In June 2017, an HLHFG delegation visited Brussels to present to top EU policy makers the findings of its landmark report on the relevance of Israel’s experience in helping other democratic nations fight terrorism. “Fighting Terror Effectively: An Assessment of Israel’s Experience on the Home Front” is a study of how Israel has built a uniquely effective apparatus to prevent and respond to domestic terror, honed by decades of bitter experience.
The HLMG is currently in the midst of a major project aimed at assessing the threat Hezbollah poses to Israel, and how Israel is preparing to defend itself in the event of a third Lebanon war. In March 2017, the group embarked on a fact-finding mission, visiting Israel Defense Forces training camps and touring the Syrian and Lebanese borders. In its report, “Hezbollah’s Terror Army: How to Prevent a Third War in Lebanon,” the HLMG stresses the devastating level of violence that a new conflict would entail.
Nevertheless, it says, IDF procedures and strategic planning showed that Israeli forces were well prepared to minimize civilian causalities and, just as in the past, to abide fully by the rules of engagement established by the Laws of Armed Conflict.
On October 25, 2017, the report was presented to the US Congress, and was presented in a public event hosted by the Washington Institute for Near East Policy. Subsequently, to present the major findings and engage those responsible, the HLMG undertook a series of private and public presentations in the US and Europe.

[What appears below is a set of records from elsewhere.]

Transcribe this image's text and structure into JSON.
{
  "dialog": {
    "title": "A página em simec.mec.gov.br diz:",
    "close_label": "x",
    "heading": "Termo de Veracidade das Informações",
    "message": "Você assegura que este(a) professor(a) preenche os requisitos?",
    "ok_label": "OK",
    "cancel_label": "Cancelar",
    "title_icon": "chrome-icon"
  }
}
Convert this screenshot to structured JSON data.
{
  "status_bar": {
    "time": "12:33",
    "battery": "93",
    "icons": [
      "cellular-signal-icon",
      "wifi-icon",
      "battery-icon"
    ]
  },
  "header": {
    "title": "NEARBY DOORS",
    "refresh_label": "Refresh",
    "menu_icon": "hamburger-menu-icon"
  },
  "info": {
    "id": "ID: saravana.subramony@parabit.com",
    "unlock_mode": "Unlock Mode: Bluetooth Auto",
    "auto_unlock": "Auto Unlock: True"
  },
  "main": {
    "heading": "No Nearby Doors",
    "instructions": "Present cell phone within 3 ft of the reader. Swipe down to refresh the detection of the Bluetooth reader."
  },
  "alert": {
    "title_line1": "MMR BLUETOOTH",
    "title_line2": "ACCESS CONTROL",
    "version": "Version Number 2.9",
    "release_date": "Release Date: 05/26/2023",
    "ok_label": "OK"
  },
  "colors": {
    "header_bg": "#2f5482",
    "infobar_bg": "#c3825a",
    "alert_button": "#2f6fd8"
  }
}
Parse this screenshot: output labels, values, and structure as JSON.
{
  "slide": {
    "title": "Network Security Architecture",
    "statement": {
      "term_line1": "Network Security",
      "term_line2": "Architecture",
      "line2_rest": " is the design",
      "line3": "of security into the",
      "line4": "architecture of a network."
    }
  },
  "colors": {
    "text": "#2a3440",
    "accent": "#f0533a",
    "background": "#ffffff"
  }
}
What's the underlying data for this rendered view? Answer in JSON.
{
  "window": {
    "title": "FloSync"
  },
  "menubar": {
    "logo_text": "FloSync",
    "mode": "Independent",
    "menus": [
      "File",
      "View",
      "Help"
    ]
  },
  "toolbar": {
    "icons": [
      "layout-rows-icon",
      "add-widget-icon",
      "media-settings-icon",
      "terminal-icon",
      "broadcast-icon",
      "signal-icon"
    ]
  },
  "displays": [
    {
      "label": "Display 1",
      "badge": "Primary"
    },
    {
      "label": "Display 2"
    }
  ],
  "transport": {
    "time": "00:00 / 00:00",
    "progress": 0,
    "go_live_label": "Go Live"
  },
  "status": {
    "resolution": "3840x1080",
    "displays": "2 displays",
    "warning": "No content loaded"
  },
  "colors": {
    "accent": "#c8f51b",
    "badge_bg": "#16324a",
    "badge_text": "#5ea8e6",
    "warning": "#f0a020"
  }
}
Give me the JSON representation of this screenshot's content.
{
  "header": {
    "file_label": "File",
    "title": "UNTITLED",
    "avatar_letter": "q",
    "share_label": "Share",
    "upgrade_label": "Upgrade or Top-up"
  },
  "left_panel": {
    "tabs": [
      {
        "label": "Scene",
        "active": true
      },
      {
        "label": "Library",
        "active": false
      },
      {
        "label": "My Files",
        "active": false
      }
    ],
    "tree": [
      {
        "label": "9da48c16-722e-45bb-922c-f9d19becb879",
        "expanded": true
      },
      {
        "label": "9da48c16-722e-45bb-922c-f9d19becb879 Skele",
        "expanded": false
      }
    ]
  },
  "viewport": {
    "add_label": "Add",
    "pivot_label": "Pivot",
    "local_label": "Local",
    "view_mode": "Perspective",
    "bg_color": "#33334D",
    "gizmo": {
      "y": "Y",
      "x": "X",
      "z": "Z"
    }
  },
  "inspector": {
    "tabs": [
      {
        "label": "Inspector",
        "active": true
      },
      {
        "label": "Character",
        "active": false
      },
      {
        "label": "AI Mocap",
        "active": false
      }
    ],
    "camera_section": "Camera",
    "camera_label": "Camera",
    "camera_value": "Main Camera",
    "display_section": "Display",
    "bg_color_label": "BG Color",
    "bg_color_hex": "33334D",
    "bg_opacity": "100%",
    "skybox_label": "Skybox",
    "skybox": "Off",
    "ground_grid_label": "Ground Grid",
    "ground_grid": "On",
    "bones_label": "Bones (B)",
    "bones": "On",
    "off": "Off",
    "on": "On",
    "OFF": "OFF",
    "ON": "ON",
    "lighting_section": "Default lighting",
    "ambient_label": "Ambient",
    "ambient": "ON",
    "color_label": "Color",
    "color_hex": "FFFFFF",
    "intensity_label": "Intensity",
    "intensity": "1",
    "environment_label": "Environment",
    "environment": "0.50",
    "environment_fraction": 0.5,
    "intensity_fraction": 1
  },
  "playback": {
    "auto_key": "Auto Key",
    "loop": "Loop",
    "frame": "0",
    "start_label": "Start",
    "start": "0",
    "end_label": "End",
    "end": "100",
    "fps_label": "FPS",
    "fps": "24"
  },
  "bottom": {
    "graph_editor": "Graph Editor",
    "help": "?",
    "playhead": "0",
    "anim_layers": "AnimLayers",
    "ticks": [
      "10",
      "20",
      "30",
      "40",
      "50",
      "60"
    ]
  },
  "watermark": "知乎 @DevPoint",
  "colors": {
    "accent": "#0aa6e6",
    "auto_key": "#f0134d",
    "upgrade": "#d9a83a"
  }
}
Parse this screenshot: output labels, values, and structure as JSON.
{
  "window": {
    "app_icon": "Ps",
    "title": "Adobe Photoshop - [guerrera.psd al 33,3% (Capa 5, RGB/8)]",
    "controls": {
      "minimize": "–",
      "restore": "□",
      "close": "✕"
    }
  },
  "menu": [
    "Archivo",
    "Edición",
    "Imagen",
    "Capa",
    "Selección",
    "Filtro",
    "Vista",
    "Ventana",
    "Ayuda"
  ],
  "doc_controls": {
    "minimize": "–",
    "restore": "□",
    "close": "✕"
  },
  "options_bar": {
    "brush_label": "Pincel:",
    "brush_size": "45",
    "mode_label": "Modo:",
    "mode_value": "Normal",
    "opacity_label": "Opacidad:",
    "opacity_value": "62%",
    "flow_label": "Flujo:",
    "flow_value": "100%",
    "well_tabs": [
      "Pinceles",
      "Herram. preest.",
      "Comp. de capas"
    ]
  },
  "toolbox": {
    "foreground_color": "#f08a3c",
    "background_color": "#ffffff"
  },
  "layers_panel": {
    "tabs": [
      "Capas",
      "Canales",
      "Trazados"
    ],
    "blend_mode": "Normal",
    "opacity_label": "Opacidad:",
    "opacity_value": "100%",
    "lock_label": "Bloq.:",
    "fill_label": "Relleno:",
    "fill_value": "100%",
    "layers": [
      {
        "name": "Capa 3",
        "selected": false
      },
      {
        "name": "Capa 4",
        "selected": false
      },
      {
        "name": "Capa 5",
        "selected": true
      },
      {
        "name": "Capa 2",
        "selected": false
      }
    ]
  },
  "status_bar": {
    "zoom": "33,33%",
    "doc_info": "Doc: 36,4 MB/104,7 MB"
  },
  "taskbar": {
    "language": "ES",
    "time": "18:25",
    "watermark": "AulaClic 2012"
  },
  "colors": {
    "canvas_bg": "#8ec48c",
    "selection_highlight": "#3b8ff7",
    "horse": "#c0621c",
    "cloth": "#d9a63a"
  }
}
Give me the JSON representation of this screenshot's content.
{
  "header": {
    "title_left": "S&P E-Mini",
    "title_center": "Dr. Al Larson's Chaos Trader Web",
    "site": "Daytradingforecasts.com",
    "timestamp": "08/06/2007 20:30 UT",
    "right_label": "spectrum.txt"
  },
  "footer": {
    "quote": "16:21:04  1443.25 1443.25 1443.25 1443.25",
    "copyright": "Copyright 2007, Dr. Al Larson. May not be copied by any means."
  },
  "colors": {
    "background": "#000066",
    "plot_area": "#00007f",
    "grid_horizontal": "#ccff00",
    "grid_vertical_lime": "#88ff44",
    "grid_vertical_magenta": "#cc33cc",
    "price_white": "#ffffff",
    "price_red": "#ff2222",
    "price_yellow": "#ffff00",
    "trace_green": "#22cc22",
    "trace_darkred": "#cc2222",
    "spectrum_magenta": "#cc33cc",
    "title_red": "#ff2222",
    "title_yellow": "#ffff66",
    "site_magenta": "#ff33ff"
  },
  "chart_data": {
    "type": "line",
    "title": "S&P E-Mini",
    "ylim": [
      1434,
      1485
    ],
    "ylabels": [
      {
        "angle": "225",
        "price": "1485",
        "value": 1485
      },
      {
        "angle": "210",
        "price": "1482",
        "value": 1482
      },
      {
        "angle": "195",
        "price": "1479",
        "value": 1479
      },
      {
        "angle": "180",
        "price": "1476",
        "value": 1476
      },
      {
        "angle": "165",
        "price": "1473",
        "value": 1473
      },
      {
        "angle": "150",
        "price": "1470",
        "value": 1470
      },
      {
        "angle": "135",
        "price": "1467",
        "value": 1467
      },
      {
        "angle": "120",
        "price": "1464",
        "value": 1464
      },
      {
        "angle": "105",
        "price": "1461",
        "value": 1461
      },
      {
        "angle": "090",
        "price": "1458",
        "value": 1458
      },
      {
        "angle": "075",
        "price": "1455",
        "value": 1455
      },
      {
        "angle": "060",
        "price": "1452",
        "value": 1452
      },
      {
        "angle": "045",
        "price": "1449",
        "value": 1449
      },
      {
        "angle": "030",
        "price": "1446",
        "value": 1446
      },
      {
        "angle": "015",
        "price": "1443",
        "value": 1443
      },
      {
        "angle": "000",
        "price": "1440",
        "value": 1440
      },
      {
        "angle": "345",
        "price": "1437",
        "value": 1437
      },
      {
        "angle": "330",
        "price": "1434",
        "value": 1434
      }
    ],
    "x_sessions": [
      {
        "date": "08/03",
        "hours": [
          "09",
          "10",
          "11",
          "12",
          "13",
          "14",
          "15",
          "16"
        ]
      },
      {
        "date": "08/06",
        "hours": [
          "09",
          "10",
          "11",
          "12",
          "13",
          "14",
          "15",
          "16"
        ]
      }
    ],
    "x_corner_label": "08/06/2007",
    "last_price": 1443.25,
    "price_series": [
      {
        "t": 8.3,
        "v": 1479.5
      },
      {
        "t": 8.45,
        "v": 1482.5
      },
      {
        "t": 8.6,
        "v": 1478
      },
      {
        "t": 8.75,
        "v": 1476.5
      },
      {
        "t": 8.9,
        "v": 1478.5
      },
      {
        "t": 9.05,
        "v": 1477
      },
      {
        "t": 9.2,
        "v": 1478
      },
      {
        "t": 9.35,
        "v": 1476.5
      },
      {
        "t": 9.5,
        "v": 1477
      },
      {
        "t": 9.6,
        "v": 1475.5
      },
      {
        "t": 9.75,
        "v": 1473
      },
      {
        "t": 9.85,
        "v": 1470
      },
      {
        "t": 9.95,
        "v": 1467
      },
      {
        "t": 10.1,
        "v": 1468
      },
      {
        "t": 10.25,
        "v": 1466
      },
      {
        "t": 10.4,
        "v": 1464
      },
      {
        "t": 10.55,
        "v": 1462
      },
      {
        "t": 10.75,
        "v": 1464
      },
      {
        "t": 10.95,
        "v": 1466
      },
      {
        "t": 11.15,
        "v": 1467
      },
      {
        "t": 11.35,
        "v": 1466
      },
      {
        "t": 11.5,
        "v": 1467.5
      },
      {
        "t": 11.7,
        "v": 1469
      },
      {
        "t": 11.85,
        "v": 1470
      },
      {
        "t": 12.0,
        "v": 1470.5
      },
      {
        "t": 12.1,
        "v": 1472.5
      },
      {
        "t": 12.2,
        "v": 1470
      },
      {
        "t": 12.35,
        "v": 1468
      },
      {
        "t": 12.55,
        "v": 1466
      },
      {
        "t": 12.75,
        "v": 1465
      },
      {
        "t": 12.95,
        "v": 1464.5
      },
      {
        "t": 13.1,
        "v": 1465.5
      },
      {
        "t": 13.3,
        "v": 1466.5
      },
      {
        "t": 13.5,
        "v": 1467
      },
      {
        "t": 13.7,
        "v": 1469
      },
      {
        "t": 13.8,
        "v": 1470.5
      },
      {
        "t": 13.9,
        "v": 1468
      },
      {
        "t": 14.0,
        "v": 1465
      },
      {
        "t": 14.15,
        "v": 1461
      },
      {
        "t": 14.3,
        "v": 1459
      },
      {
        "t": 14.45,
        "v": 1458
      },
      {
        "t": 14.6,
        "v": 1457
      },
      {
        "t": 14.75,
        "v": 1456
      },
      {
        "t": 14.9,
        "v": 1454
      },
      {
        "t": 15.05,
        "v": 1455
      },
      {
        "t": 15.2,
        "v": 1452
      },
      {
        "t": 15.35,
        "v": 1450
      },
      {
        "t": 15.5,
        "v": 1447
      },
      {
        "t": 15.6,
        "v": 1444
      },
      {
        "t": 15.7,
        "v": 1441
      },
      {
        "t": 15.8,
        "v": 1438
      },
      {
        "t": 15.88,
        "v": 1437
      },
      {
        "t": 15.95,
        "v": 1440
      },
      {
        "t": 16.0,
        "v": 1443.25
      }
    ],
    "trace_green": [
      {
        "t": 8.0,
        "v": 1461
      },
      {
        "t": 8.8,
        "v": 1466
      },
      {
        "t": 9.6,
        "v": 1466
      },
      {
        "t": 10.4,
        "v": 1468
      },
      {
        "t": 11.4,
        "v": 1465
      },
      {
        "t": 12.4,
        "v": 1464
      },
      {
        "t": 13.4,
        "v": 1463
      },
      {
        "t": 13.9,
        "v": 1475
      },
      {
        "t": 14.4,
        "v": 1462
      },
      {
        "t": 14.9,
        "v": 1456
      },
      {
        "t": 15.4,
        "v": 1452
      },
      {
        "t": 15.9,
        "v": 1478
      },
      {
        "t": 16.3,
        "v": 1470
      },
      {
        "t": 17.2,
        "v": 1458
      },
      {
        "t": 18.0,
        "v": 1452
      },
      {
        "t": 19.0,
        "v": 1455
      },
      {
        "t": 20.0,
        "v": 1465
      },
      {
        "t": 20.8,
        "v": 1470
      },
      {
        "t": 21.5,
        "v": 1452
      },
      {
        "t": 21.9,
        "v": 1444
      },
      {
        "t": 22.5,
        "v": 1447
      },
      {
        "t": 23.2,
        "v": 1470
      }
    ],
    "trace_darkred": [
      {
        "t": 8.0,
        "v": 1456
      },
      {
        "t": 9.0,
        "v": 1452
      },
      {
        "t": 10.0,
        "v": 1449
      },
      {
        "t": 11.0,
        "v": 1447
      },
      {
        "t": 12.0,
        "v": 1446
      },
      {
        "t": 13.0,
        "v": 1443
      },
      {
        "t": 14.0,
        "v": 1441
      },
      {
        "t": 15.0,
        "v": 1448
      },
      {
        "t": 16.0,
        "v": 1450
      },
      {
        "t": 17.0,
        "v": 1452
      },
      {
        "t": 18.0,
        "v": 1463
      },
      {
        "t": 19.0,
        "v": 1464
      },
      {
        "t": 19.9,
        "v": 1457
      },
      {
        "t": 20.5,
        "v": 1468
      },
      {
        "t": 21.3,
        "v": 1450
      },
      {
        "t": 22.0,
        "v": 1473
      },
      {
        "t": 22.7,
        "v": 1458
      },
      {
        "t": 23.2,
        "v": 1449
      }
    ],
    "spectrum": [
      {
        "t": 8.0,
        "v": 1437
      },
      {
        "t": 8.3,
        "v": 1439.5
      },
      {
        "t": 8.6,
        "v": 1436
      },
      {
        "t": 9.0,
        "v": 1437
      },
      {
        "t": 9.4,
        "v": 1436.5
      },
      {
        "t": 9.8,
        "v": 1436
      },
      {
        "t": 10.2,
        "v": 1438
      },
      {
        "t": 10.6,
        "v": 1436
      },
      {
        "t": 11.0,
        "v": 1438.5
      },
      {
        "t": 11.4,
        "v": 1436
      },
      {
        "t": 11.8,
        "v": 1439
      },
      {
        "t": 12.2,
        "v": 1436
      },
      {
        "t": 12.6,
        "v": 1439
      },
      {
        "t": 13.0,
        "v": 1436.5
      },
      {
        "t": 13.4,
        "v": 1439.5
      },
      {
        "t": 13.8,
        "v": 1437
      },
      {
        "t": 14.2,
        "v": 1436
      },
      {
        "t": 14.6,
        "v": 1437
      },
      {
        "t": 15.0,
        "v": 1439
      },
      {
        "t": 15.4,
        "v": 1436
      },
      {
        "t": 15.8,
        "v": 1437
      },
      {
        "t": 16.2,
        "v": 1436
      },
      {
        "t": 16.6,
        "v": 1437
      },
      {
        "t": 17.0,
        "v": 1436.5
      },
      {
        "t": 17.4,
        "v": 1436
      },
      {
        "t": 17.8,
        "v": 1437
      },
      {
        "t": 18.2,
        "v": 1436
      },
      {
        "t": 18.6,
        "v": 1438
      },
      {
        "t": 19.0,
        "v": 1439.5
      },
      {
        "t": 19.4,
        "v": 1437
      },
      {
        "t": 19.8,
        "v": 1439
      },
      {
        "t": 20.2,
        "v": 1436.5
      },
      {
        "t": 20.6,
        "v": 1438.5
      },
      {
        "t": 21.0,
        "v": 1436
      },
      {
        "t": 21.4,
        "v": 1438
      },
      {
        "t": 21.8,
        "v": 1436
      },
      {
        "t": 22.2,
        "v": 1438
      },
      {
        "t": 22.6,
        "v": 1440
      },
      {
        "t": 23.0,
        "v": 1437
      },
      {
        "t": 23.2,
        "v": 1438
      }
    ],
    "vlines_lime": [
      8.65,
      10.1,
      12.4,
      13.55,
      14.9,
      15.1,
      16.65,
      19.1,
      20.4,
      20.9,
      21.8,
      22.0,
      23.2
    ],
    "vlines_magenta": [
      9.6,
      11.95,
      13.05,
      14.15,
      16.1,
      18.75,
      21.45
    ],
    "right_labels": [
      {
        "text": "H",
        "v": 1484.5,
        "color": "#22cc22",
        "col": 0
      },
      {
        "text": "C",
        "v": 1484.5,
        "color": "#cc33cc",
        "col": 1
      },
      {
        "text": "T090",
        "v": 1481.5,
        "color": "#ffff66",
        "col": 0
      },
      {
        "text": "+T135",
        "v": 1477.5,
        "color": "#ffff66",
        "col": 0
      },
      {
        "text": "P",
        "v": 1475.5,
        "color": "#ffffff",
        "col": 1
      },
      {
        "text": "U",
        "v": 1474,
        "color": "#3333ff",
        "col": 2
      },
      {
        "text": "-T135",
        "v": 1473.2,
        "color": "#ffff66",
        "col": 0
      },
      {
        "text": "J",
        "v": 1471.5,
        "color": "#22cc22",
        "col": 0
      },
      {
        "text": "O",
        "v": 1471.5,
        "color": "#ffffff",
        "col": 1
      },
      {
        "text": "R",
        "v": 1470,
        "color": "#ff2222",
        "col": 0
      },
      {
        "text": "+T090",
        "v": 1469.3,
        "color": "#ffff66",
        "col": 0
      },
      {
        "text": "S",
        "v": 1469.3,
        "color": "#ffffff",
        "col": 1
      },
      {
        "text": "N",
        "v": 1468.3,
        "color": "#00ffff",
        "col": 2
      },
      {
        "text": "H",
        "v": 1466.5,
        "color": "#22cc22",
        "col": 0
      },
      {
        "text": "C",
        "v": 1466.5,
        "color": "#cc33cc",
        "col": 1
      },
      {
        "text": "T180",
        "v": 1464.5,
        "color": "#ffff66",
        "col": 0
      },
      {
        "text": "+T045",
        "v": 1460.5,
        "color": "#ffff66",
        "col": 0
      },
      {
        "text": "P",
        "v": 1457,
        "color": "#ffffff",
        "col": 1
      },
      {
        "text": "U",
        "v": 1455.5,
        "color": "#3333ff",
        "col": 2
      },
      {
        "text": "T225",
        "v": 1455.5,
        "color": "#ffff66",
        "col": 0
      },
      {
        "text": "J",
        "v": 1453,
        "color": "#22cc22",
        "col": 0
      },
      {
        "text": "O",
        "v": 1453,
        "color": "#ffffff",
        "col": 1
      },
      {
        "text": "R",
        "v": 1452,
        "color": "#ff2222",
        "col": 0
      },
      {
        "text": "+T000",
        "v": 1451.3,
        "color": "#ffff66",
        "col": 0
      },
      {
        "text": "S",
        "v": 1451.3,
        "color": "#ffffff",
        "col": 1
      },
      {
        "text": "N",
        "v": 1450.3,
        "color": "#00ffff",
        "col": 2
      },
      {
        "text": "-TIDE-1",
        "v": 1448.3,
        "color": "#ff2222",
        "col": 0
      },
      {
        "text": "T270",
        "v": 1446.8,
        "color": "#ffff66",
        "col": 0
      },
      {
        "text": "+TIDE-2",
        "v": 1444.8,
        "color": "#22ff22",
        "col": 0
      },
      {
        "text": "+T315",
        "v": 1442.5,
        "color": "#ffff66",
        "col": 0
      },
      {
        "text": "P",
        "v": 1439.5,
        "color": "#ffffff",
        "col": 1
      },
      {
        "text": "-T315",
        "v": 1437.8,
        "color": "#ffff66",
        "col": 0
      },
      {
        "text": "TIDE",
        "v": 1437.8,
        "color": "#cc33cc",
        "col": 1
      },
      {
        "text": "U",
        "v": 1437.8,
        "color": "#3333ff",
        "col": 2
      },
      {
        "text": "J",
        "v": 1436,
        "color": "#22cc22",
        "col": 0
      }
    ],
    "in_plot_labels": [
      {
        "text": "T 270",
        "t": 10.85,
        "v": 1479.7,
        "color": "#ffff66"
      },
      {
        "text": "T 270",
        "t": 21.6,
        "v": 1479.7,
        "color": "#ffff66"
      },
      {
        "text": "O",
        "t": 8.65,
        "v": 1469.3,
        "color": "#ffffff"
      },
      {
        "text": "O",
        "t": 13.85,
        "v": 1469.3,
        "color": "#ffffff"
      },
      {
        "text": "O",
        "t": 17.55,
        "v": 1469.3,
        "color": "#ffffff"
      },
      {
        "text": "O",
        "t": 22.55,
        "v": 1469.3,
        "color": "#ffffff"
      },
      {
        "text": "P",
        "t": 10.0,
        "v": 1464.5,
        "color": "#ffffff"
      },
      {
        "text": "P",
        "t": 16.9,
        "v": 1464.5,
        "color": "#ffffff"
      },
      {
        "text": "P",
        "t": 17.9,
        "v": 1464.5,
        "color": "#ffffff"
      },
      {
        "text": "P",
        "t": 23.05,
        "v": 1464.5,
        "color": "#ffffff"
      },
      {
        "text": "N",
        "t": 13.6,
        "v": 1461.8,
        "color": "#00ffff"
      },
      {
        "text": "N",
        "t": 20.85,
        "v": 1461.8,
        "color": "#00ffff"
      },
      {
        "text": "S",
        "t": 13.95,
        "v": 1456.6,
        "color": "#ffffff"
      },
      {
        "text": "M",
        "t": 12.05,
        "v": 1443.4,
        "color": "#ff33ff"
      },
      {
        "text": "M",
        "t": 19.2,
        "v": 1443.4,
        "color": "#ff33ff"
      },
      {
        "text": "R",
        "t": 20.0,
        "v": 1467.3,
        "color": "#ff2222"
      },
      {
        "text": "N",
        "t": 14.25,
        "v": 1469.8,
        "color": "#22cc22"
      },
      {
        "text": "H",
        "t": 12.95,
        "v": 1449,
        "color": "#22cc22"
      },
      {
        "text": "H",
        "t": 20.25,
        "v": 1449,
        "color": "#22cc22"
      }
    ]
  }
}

At the initial launch of the Friends of Israel Initiative in Washington in September 2010, Spain’s Aznar explained the motivation behind the new organization.
“Israel is under a new kind of attack,” he said. “Not conventional war as in 1948, ’56, ’67 or ’73. Not terrorism as we saw in the ’70s, ’80s and ’90s. But a new kind of attack – an attack on Israel’s legitimacy, on her right to exist. A ‘soft war,’ where many of its adversaries are employing legal tricks, multinational bodies, and an army of dubious NGOs to present Israel internationally as an illegitimate state, as a barbarian state, a state that should be isolated and converted into a pariah state.
“We think this is intolerable. It is unjust, morally wrong, and a strategic risk – not only for Israel and its people, but for all of us. Israel is an integral part of the West, and the weaker it is, the weaker the entire West will be perceived to be.
“Let me be clear. We don’t want in any case to defend any particular Israeli government or any particular set of policies or any particular party. Israel’s institutions are mature enough to defend their choices. We want to stand up for the right of Israel to exist. Judeo-Christian values form the roots of our civilization. Delegitimizing Israel undermines our identity, warps our values and puts at risk what we are and who we are…
“Is it craziness for a group of mostly Europeans and non-Jews to say ‘enough.’ Stop this nonsense of making Israel responsible for all the problems in the region, if not beyond. Enough of the short sightedness which refuses to see Israel as a corner stone of our Western civilization. Defending Israel today means strengthening the West.”
These are sentiments that ought to have commanded widespread support within the Western community of nations. They combine reason with the most basic appeal of all – self-preservation. Yet Aznar’s message evoked little response at the time from opinion leaders the world over, and the real achievements of the body he founded remain generally unrecognized.
There are none so blind as those who will not see.
The writer is Middle East correspondent for Eurasia Review. His latest book is ‘The Chaos in the Middle East: 2014-2016.’ He blogs at: